| EXERCISE |
Your response should reproduce every line of the entries that contains the word "label".
[GIVEN INFORMATION Boundary: Start]
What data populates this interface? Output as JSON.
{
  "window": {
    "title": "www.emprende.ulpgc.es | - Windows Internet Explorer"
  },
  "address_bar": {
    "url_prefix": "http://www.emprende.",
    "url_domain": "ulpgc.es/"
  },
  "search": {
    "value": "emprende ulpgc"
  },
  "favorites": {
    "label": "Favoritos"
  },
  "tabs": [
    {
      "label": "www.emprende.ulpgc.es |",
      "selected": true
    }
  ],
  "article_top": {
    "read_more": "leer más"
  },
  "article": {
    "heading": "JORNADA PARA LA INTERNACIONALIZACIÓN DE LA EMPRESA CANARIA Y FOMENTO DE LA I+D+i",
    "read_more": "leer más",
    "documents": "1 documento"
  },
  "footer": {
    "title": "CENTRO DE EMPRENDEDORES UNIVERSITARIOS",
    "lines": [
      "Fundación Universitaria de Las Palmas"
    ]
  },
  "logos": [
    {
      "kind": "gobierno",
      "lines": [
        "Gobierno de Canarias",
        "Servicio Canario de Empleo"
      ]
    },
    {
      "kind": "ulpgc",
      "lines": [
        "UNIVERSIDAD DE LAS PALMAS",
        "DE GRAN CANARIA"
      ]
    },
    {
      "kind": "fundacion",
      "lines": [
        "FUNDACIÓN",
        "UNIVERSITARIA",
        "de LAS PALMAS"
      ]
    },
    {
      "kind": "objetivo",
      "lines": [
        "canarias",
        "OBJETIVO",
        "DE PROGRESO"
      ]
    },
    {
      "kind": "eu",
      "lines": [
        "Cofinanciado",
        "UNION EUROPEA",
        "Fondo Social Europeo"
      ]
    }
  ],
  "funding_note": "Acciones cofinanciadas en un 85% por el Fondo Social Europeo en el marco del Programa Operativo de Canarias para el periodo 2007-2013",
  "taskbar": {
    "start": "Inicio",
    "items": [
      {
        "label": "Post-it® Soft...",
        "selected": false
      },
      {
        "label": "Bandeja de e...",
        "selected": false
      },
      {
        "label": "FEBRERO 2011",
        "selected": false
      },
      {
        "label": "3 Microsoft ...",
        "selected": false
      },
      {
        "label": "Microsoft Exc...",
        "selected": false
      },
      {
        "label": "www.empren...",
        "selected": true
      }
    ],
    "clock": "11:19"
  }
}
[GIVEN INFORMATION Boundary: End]
| ANSWER FOR THIS EXERCISE |
    "label": "Favoritos"
      "label": "www.emprende.ulpgc.es |",
        "label": "Post-it® Soft...",
        "label": "Bandeja de e...",
        "label": "FEBRERO 2011",
        "label": "3 Microsoft ...",
        "label": "Microsoft Exc...",
        "label": "www.empren...",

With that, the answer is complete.